Documentation of Phys 600 type research is an integral part of the Master’s Review. Therefore, a brief report by both the student and the faculty member is expected (if applicable) in the first Annual Report. The graduate program coordinator is likely to request additional brief reports when needed for the Master’s Review Committee meetings.

Typically, students increase their quarterly number of Phys 600 credits steadily during their second and third year.
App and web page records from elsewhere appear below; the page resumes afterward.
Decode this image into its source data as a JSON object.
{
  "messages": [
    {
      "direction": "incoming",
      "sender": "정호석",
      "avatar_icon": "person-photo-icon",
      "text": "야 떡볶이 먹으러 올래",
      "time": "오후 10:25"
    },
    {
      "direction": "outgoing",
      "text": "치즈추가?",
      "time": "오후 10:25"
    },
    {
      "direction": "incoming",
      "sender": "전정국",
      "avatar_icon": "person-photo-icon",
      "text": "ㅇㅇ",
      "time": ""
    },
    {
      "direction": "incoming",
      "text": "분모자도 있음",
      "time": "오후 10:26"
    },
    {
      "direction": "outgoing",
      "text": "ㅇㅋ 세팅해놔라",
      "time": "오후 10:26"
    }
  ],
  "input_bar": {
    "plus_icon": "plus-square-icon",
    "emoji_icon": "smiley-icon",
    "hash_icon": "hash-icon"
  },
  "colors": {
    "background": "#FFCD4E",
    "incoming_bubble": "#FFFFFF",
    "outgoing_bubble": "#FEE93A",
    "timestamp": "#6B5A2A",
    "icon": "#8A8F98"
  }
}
Students holding full or partial research assistantships must register for at least 2 credits of Phys 600 with the faculty member supervising their research.

Do not register for more than 2 Phys 600 credits while you hold a full RA during the Summer because that increases the tuition bill charged to the research grant.

Research Area Specific Breadth Courses

Course Title
Phys 506
Phys 507
Phys 511
Phys 550
Phys 554
Phys 555
Phys 557
Phys 560
Phys 564
Phys 567
Phys 570
Numerical Methods
Group Theory
Topics in Current Physics
Atomic Physics
Nuclear Astrophysics
Cosmology, Particle Astrophysics
High Energy Physics
Nuclear Theory
General Relativity
Condensed Matter Physics
Quantum Field Theory

Breadth Course Requirement

All students are required to pass at least two courses in Physics areas different from their own Ph.D. research to satisfy the Departmental so-called Breadth Course Requirement. Those courses are typically taken during the second or third year. These can be any advanced Physics Graduate course outside your own research area.

They need to be Physics courses. The Breadth course requirement represents “breadth within Physics”. You are encouraged to take courses offered in other Departments on campus, but those do not count towards this requirement. Consult with the graduate program coordinator on which courses you propose to take towards the breadth requirement. Your choice needs formal approval by the graduate program coordinator at the time you set-up your Supervisory Committee.

The advanced courses listed above are taught in a non-specialized manner ensuring accessibility to all graduate students. Some of them are offered every other year.

Advanced Ph.D. research specific courses

In addition to satisfying the core and breadth course requirement, all students are expected to take all appropriate advanced courses and seminars related to their own research area. This is done in consultation with your research adviser.

These courses include seminars and journal clubs dedicated to special topics organized by the specific research group, and also special topics courses that are offered regularly. Students are invited to request and suggest specific special course topics.

All graduate students are expected to attend the weekly departmental colloquium and also the seminars in their fields of specialization. They are also expected to seek broad knowledge in areas of physics outside their direct research. Students are encouraged to explore related fields such as mathematics, engineering, biological sciences, or other natural sciences.